NS: Yes, James Baldwin attempted to tell me about this first, but I wanted nothing to do with it. I thought he was distracted from writing. Beyond the grave, you can write and send your writings off as ideas and they plop themselves into one you humans’ heads and we get to see our ideas come to fruition on Earth. I thought he was being rather lazy and distracting himself. Then, my dear Miriam Makeba looked panicked and told me again and I listened because of how shocked she appeared. If she weren’t already dead, I’d swear she had died again.

MJ: What are your thoughts of this film, Ms. Simone?

NS: They’re trying to erase me but they don’t know secrets. They kill one and a thousand more pop up. That’s how righteousness works. They want to give a girl with lighter skin and thinner lips and nose the credit for what I did for black people. They want to make Lena Horne the face of Harriet Tubman, so to speak, to make black greatness make sense to whiteness. I wanted black people to be curious about their flesh and ancestry. They made this film in hopes that black people would stop being curious about their ancestry and flesh, and white people would see me as a dead poor black bitch that was made and broken by a man.

MJ: How can we stop being erased? How do we stop things like this from happening?

NS:  We must remember that blackness is the sum of all things. Where there is everything, there is blackness. So, darling, you must live with as little fear as possible of being erased because it is impossible. It is just a fearful thought that evil people would like to put in your head. But look at your blood. Your blood was enslaved. Your blood was beat. Your blood was shot. Your blood was separated, raped, and lynched, and sold. Your blood was starved, but here you are. Being erased is a lie. Keep creating the truth and living with as little fear as possible. .

MJ:  The world has always loved you, but a new generation has fallen in love with you that might not have been as familiar with your work. How does this make you feel?

NS: Oh, yes, it makes me feel like the vital vessel filled with vitality that I was on Earth again. It reminds me every single day and tear was necessary, love. It reminds me of those memories.
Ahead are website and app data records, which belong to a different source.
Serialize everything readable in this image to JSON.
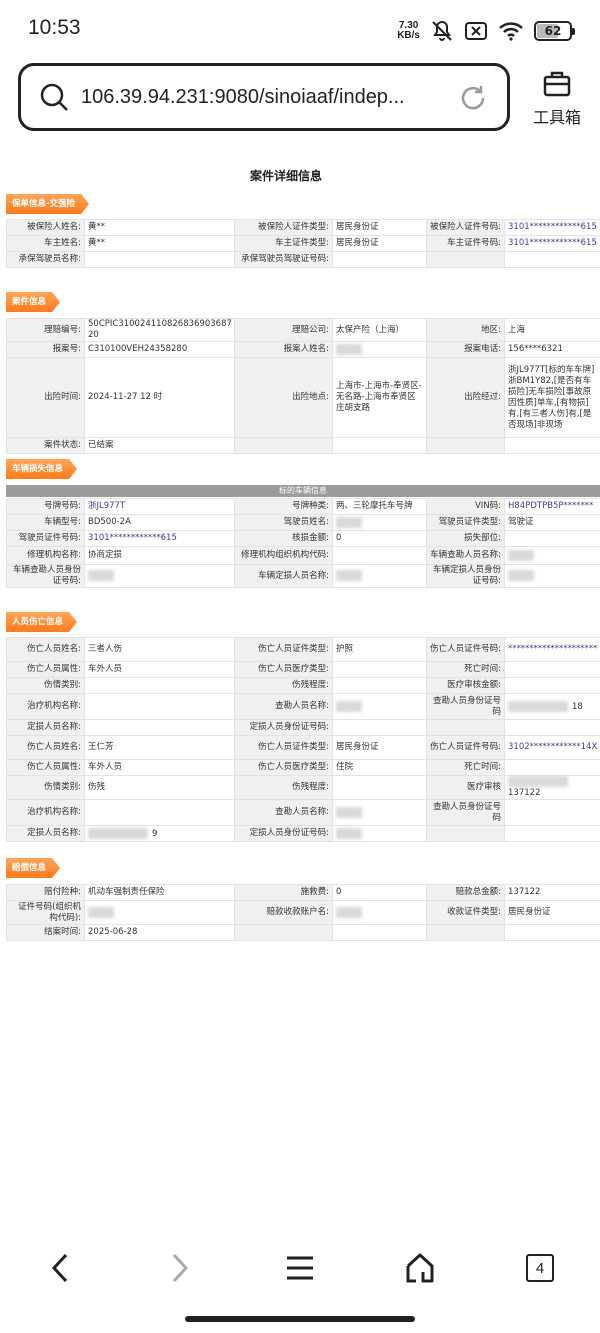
{
  "status": {
    "time": "10:53",
    "net_speed_value": "7.30",
    "net_speed_unit": "KB/s",
    "battery": "62",
    "battery_level": 0.62
  },
  "browser": {
    "url": "106.39.94.231:9080/sinoiaaf/indep...",
    "toolbox_label": "工具箱",
    "tab_count": "4"
  },
  "page": {
    "title": "案件详细信息",
    "sections": {
      "policy": "保单信息-交强险",
      "case": "案件信息",
      "vehicle": "车辆损失信息",
      "injury": "人员伤亡信息",
      "compensation": "赔偿信息"
    },
    "vehicle_subheader": "标的车辆信息",
    "policy_rows": [
      [
        "被保险人姓名:",
        "黄**",
        "被保险人证件类型:",
        "居民身份证",
        "被保险人证件号码:",
        "3101************615"
      ],
      [
        "车主姓名:",
        "黄**",
        "车主证件类型:",
        "居民身份证",
        "车主证件号码:",
        "3101************615"
      ],
      [
        "承保驾驶员名称:",
        "",
        "承保驾驶员驾驶证号码:",
        "",
        "",
        ""
      ]
    ],
    "case_rows": [
      [
        "理赔编号:",
        "50CPIC310024110826836903687 20",
        "理赔公司:",
        "太保产险（上海）",
        "地区:",
        "上海"
      ],
      [
        "报案号:",
        "C310100VEH24358280",
        "报案人姓名:",
        "",
        "报案电话:",
        "156****6321"
      ],
      [
        "出险时间:",
        "2024-11-27 12 时",
        "出险地点:",
        "上海市-上海市-奉贤区-无名路-上海市奉贤区庄胡支路",
        "出险经过:",
        "浙JL977T[标的车车牌]浙BM1Y82,[是否有车损险]无车损险[事故原因性质]单车,[有物损]有,[有三者人伤]有,[是否现场]非现场"
      ],
      [
        "案件状态:",
        "已结案",
        "",
        "",
        "",
        ""
      ]
    ],
    "vehicle_rows": [
      [
        "号牌号码:",
        "浙JL977T",
        "号牌种类:",
        "两、三轮摩托车号牌",
        "VIN码:",
        "H84PDTPB5P*******"
      ],
      [
        "车辆型号:",
        "BD500-2A",
        "驾驶员姓名:",
        "",
        "驾驶员证件类型:",
        "驾驶证"
      ],
      [
        "驾驶员证件号码:",
        "3101************615",
        "核损金额:",
        "0",
        "损失部位:",
        ""
      ],
      [
        "修理机构名称:",
        "协商定损",
        "修理机构组织机构代码:",
        "",
        "车辆查勘人员名称:",
        ""
      ],
      [
        "车辆查勘人员身份证号码:",
        "",
        "车辆定损人员名称:",
        "",
        "车辆定损人员身份证号码:",
        ""
      ]
    ],
    "injury_rows": [
      [
        "伤亡人员姓名:",
        "三者人伤",
        "伤亡人员证件类型:",
        "护照",
        "伤亡人员证件号码:",
        "*********************"
      ],
      [
        "伤亡人员属性:",
        "车外人员",
        "伤亡人员医疗类型:",
        "",
        "死亡时间:",
        ""
      ],
      [
        "伤情类别:",
        "",
        "伤残程度:",
        "",
        "医疗审核金额:",
        ""
      ],
      [
        "治疗机构名称:",
        "",
        "查勘人员名称:",
        "",
        "查勘人员身份证号码",
        "18"
      ],
      [
        "定损人员名称:",
        "",
        "定损人员身份证号码:",
        "",
        "",
        ""
      ],
      [
        "伤亡人员姓名:",
        "王仁芳",
        "伤亡人员证件类型:",
        "居民身份证",
        "伤亡人员证件号码:",
        "3102************14X"
      ],
      [
        "伤亡人员属性:",
        "车外人员",
        "伤亡人员医疗类型:",
        "住院",
        "死亡时间:",
        ""
      ],
      [
        "伤情类别:",
        "伤残",
        "伤残程度:",
        "",
        "医疗审核",
        "137122"
      ],
      [
        "治疗机构名称:",
        "",
        "查勘人员名称:",
        "",
        "查勘人员身份证号码",
        ""
      ],
      [
        "定损人员名称:",
        "9",
        "定损人员身份证号码:",
        "",
        "",
        ""
      ]
    ],
    "comp_rows": [
      [
        "赔付险种:",
        "机动车强制责任保险",
        "施救费:",
        "0",
        "赔款总金额:",
        "137122"
      ],
      [
        "证件号码(组织机构代码):",
        "",
        "赔款收款账户名:",
        "",
        "收款证件类型:",
        "居民身份证"
      ],
      [
        "结案时间:",
        "2025-06-28",
        "",
        "",
        "",
        ""
      ]
    ]
  }
}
MJ: Miss Simone, I loved the video clip that has gone viral, or gets a lot of attention on computers, about your definition of freedom? Would you mind defining a few more words for us? What is love? What is blackness? What is art?

NS: Love is everywhere. Blackness is the sum of all. Art is whatever creates conversation. I guess, darling, good art is whatever creates conversation worth having. –Ms. Simone chuckles.-

MJ: An interview with you before you performed in France has always haunted me. You explained your desire of wanting to be the world’s first black classical pianist. You explained how you were not very happy. Ms. Simone, before we depart, how do you feel? Are you happy, now?

NS: [Ms. Simone pauses for a moment, takes a drag of her cigarette, and drinks her tea.] I feel good and foolish. That’s what life makes you feel like at the end, I’ve noticed. It makes you feel good because life was good. It makes you feel foolish because no matter how long you spend living, you never quite understand life. What I wish I understood, darling, was that I was not destined to be the world’s first black classical pianist. This is true. [But after my death] I realized  I was destined for something greater. Nina Simone is classical music. I am classical music and higher learning for the people I cherish the most and still believe are the most beautiful. This reality is greater than my fantasy.


Myles Johnson

Follow Myles on @astoldbymyles and find out more about his book ‘Large Fears‘, available now.

Images courtesy of waxpoetic and Essence